He said targeting civilians are not part of their operations.

He also challenged Karapatan to file charges against our soldiers to the courts of justice.

“We assure them of our full cooperation on any investigations that shall be undertaken by duly instituted authorities as a way of ensuring professionalism in our ranks,” he said.

Philippines orders 3 more SSVs, 2 missile ships – Indonesian official

From Update Philippines (Jul 17): Philippines orders 3 more SSVs, 2 missile ships – Indonesian official

President-Director Budiman Saleh of Indonesian state-owned shipbuilder PT PAL said that Philippines has ordered two more Strategic Sealift Vessels (SSV) and one SSV hospital ship, as reported by Jakarta Post on July 15.

This is after PT PAL successfully delivered 2 SSVs to Philippine Navy. The 2 SSVs – BRP Tarlac (LD-601), BRP Davao del Sur (LD-602) – are now under the Tarlac-class landing platform dock.

Budiman Saleh added that the Philippines also ordered two 60-meter long range missile-armed ships (KCR-60).

However, pending the finalization of Armed Forces of the Philippines (AFP) Modernization Second Horizon acquisition list and official commencement of bidding projects, what Saleh said may still be in discussion stage.

Philippine Navy’s Desired Force Mix indicates that one SSV in landing helicopter assault (LHA) modification and two logistic support vessels (LSV) are slated for Second Horizon.

Saleh also said that other countries like Malaysia, Nigeria, Senegal, Guyana Bissau and Gabon also ordered SSVs and KCRs in different types and modifications.

“People see that the Philippines have used the SSV-123 meter long ships.
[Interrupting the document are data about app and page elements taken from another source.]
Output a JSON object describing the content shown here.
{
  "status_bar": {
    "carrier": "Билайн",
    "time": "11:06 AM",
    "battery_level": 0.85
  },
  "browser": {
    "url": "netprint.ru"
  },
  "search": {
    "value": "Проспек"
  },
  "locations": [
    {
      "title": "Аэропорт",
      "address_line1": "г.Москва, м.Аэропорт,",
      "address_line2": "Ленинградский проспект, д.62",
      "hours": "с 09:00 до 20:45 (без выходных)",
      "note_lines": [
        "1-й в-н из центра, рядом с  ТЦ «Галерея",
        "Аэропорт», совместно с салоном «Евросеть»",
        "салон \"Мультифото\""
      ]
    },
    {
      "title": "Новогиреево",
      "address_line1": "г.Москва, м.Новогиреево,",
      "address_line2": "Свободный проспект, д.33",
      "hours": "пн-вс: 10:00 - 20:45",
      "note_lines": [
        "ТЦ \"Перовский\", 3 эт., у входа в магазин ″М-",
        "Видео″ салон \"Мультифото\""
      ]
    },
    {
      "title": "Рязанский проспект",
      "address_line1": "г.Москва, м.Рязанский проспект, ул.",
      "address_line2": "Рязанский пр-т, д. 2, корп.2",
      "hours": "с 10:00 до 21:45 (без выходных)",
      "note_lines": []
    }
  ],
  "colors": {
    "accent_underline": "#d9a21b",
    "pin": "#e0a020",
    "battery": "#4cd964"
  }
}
The ships are a magnet for other countries,” Budiman said.

PH Navy sends officers to Japan for international course

From Update Philippines (Jul 17): PH Navy sends officers to Japan for international course


The Philippine Navy sent two of its officials to Japan to attend the recently concluded Asia-Pacific Navy Planning Process International Course (APNIC) 2017 held June 19 to July 1 at Japan Maritime Self Defense (JMSDF) Command and Staff College in Tokyo.

The Navy said Lieutenant Commander Edgardo G. Sargento and Lieutenant Henry D. Geron joined 21 other navy officers from seven countries.

“Through this participation, PN delegates were able to learn the process leading to the enhancement of understanding, cooperation, and effectiveness of regional navies in the execution of wide range maritime operations,” the Philippine Navy said.

US Navy said APNIC is an annual educational course that provides staff level naval officers from various countries a forum to study and discuss enhanced multilateral cooperation and increase the effectiveness of regional navies in the execution of maritime operations.

It aims to strengthen ties among the like-minded navies in the region and continue to educate and train naval leaders.